RESEARCH DESIGN AND METHODS - African-American women, age > or =40 years with type 2 diabetes, were recruited from central North Carolina to participate in three sequential phases: 1) Seven focus groups were convened and transcripts evaluated to generate questions and identify plausible domains; 2) Ten one-on-one cognitive response interviews were performed to ensure clarity and cultural appropriateness of the questions; and 3) 217 women participated in psychometric evaluation to establish the internal consistency and validity of the instrument.
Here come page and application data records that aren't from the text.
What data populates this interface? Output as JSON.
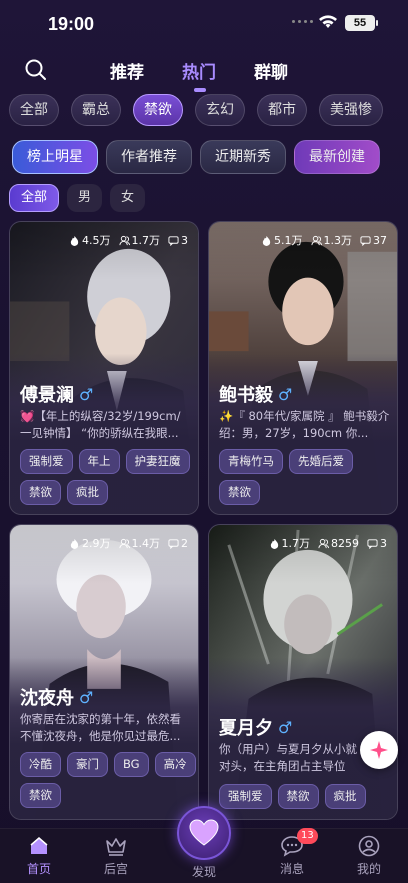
{
  "status_bar": {
    "time": "19:00",
    "battery": "55"
  },
  "top_tabs": [
    {
      "label": "推荐",
      "active": false
    },
    {
      "label": "热门",
      "active": true
    },
    {
      "label": "群聊",
      "active": false
    }
  ],
  "categories": [
    {
      "label": "全部",
      "active": false
    },
    {
      "label": "霸总",
      "active": false
    },
    {
      "label": "禁欲",
      "active": true
    },
    {
      "label": "玄幻",
      "active": false
    },
    {
      "label": "都市",
      "active": false
    },
    {
      "label": "美强惨",
      "active": false
    }
  ],
  "rank_tabs": [
    {
      "label": "榜上明星",
      "active": true
    },
    {
      "label": "作者推荐",
      "active": false
    },
    {
      "label": "近期新秀",
      "active": false
    },
    {
      "label": "最新创建",
      "active": false
    }
  ],
  "gender_filters": [
    {
      "label": "全部",
      "active": true
    },
    {
      "label": "男",
      "active": false
    },
    {
      "label": "女",
      "active": false
    }
  ],
  "cards": [
    {
      "heat": "4.5万",
      "users": "1.7万",
      "comments": "3",
      "name": "傅景澜",
      "gender_symbol": "♂",
      "desc_emoji": "💓",
      "desc": "【年上的纵容/32岁/199cm/一见钟情】 “你的骄纵在我眼...",
      "tags": [
        "强制爱",
        "年上",
        "护妻狂魔",
        "禁欲",
        "疯批"
      ]
    },
    {
      "heat": "5.1万",
      "users": "1.3万",
      "comments": "37",
      "name": "鲍书毅",
      "gender_symbol": "♂",
      "desc_emoji": "✨",
      "desc": "『 80年代/家属院 』 鲍书毅介绍：男，27岁，190cm 你...",
      "tags": [
        "青梅竹马",
        "先婚后爱",
        "禁欲"
      ]
    },
    {
      "heat": "2.9万",
      "users": "1.4万",
      "comments": "2",
      "name": "沈夜舟",
      "gender_symbol": "♂",
      "desc_emoji": "",
      "desc": "你寄居在沈家的第十年，依然看不懂沈夜舟，他是你见过最危...",
      "tags": [
        "冷酷",
        "豪门",
        "BG",
        "高冷",
        "禁欲"
      ]
    },
    {
      "heat": "1.7万",
      "users": "8259",
      "comments": "3",
      "name": "夏月夕",
      "gender_symbol": "♂",
      "desc_emoji": "",
      "desc": "你（用户）与夏月夕从小就对头，在主角团占主导位置...",
      "tags": [
        "强制爱",
        "禁欲",
        "疯批"
      ]
    }
  ],
  "bottom_nav": [
    {
      "label": "首页",
      "active": true
    },
    {
      "label": "后宫",
      "active": false
    },
    {
      "label": "发现",
      "active": false
    },
    {
      "label": "消息",
      "active": false
    },
    {
      "label": "我的",
      "active": false
    }
  ],
  "message_badge": "13",
  "colors": {
    "accent": "#a98cff",
    "male": "#5fb2ff",
    "badge": "#ff4a5a"
  }
}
RESULTS - Three broad categories--mental, physical, and social well-being--captured important issues generated during the focus groups. "My diabetes" was added during the cognitive response interviews as a way of separating the impact of diabetes from coexisting issues that affect health status. The response option was changed from a six- to a four-point Likert scale to accommodate subject preference. Using principal components and subsequent promax rotation, we identified two hierarchical domains (mental and social well-being) and a physical symptom index. The internal consistency (Cronbach's alpha) of the mental and social well-being subscales are 0.83 and 0.93, respectively. A priori hypothesized correlations between subscales along with each subscale and glycated hemoglobin, diabetes duration, physical activity, and a perceived health competence scale helped establish the construct validity of the instrument.
CONCLUSIONS - A culturally appropriate disease-specific health status measure for older African-American women with type 2 diabetes has been developed. We have established the internal consistency, construct validity, and factor analytic properties of the measure. This measure should prove useful for investigators who seek a health status instrument that addresses issues germane to African-American women with type 2 diabetes.